Jul 21, 2016   03:38 PM
by Tabitha Odom MPH RD LD
Mariana Dineen



We are so excited about our JULY Book Club for two reasons:
1. We picked an article not a book this year.  
2. We are featuring an article by Lexi Endicott RD LD and the To Taste Team!

This topic is extremely relevant and very well written. Let's read it and discuss it.  

Full link:

Discussions will be cross posted to our Instagram @odomrd and Facebook pages www.facebook.com/odomrd

Here is an excerpt from the article: 


Diversity (well, lack thereof) in Dietetics

94% of registered dietitians are females. 85% of dietitians are white; 3% of dietitians are Black (1). All of my nutrition textbooks were written by white women. All of my nutrition professors were white women. There’s never been any question that there’s a lack of diversity within our field.

As a company and as individuals, we certainly aren’t blind to issues concerning cultural and racial differences and disparities. We’ve seen it throughout our careers and internships in schools, hospitals, and communities. Despite recognizing these disparities, we admit that we were also not actively pursuing solutions to resolve these differences. 

As we have listened and learned over the last several weeks in response to the increased Black Lives Matter movement, we have realized to a greater extent the necessity to use our voices to advocate for change within the field of dietetics. 

During our dietetic training, we are trained to “apply the principles of cultural competence within [one’s] own practice” (2). However, this core competency doesn’t necessarily translate into creating and encouraging a more diverse field of practitioners.

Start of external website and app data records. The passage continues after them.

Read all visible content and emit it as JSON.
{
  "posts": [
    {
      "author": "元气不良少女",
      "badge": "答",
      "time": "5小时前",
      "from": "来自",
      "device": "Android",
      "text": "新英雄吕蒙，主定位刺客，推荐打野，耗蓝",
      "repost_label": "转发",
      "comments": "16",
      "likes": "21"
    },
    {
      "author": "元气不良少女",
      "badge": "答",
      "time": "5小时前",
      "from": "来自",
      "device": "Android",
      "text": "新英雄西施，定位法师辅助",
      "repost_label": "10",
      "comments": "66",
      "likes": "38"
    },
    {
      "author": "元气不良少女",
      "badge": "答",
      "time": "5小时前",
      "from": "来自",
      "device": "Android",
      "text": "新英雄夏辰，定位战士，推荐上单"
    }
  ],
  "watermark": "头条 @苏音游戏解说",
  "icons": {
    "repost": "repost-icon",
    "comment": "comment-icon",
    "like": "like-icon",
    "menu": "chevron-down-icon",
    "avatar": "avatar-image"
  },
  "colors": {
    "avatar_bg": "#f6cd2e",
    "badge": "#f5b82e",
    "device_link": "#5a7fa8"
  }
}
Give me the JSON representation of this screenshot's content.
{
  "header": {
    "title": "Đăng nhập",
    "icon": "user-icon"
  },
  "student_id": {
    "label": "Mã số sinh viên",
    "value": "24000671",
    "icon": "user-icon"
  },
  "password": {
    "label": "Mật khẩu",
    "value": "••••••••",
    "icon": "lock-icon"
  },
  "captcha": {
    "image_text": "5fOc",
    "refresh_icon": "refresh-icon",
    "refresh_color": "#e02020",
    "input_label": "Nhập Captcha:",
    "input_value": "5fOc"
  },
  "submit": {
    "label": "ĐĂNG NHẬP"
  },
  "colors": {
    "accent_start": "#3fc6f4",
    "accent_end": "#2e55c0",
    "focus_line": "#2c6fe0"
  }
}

There are numerous barriers that Black, indigenous, and people of color (BIPOC) face when entering the field of nutrition. High cost, unpromising return on investment, lack of exposure to the field, social stigma, weight bias, and countless other microaggressions are factors that deter BIPOC from pursuing dietetics as a career (3).

As a profession, we NEED diverse voices. We need health and nutrition professionals from diverse backgrounds so that we can collectively create better and more connected communities. Founders of Food Heaven Made Easy, dietitians Wendy Lopez and Jessica Jones said it well:

“Our communities are disproportionately affected by chronic illness, and it’s important that they see people who look like them educating them” (4).